It is two months since I last analysed the ASX benchmark indices for the Switzer Super Report when I asked the question, “will the ASX’s significant support zone hold?”
At this stage, using a subjective ‘rule’ that I have observed over the last twenty years or so, I can report that the ASX’s significant support zone has indeed held, whether the ASX200 or All Ords index is analysed.
The significant support zone is between 4925 and 5000 on the ASX200 (Code: XJO).
In the candlestick weekly chart below this support zone is shown by the blue rectangle that runs horizontally through the middle of the chart.
This is a significant support zone for a number of reasons. Firstly, it coincides with the mid-point retracement level of the 2008 bear market, that is, a gain of 50% of the fall that occurred in 2008. Secondly, this zone has been a resistance area and a support area on numerous occasions since November 2009, each time making the area a more and more significant technical zone.
The subjective ‘rule’ that I use is that an index can fall below a support zone for up to 7 trading days and then must rise back into the support zone for the support zone to be deemed to have held. (The same applies to a resistance zone with vice versa price movement.) Since January there have two 7 day closes below the support zone and one 5 day set of closes, hence my analysis that the support zone has held… so far.
Last week’s big green candle indicates that buyers have regained control over sellers. This was achieved on the back of rising volumes during February which adds some more credence to the rally.
Also shown on the chart are two long term channels indicated by the upper and lower bold red rising trend lines, a rising channel, and the upper and lower bold black declining trend lines, a falling channel.
The bigger picture analysis is that the ASX is still in a primary down trend and needs to rise above some overhead resistance levels to be deemed in a longer term up trend again. The first good news, besides the horizontal support zone holding, is that the lower bold red trend line of the seven year rising channel has held. As has the down trending channel lower bold black trend line.
The overhead resistance levels include the two horizontal resistance zones shown in blue on the chart and the two thinner red and black trend lines which all coincide in roughly the same area. This means firstly reaching 5400 and then rising above 5500 and remaining above this level for at least 7 trading days.
To achieve this will require that the both large cap resource and financial stocks play a role in pushing the index higher. The large cap resource stocks have started playing their role with both BHP and RIO providing entry signals on our longer term timing system over the last 2 to 3 weeks. The question is whether they will continue to rise and help push the index higher or at least keep it above this significant support zone?
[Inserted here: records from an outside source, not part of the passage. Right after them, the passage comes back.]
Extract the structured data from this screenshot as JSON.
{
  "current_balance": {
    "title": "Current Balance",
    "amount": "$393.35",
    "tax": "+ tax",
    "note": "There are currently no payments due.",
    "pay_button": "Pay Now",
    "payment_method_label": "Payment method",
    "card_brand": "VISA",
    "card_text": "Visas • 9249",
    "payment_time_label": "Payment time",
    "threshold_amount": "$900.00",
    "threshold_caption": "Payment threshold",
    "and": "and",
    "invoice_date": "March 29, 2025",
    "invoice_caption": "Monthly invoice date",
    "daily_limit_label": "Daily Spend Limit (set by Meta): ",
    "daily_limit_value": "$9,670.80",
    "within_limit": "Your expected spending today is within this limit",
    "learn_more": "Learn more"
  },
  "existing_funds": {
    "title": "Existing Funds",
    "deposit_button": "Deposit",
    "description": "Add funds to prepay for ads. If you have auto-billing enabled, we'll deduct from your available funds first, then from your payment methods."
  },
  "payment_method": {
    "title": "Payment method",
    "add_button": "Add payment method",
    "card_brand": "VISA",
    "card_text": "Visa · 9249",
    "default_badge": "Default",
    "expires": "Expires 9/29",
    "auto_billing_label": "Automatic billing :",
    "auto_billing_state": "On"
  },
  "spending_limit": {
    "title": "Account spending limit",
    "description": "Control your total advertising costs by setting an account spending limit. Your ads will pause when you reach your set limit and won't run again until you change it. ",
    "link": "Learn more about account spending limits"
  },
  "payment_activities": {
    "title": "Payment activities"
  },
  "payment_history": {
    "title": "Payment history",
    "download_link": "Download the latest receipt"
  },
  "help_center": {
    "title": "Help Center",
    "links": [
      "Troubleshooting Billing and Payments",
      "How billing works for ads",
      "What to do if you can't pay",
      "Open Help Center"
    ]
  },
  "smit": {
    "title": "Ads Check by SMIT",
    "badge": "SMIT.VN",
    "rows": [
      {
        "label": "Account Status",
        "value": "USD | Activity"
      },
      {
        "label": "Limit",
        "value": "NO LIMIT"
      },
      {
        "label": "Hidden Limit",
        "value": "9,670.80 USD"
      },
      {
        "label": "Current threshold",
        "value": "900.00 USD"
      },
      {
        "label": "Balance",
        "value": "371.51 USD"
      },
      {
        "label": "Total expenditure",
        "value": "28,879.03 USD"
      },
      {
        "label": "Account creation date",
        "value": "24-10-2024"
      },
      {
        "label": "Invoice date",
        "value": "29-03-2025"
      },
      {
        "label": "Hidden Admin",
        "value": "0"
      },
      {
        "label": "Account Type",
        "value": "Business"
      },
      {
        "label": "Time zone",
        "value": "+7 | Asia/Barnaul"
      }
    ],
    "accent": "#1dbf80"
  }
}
Or will they fall to their trailing stop levels and take the wind out of the sails of this greenshoots rise on the stock market?
Gary Stone is the Founder and Managing Director of Share Wealth Systems.
As usual from Gary , excellent review of the Chart and its implications. Thank you.
Thanks for your analysis.
Does the “7 day rule” apply to all “strengths” of resistance ?
Maybe bands of stronger resistance are simply wider, e.g. in this case between 4800-5000 rather than 4925-5000 so you then wouldn’t need the 7 day rule.
There is discretion on this one hence it being a ‘rule’ and not a rule. :).
It definitely applies more to significant support & resistance zones than the minor ones. I show the minor ones in a thinner blue rectangle.
Let’s define significant: tested as support and resistance multiple times; can be wider if you wish to bring that in but the wider must be supported by technical evidence.
In this instance, technically I can’t see evidence for the bottom of the zone going lower than 4900, maybe at a push to 4880 but no lower.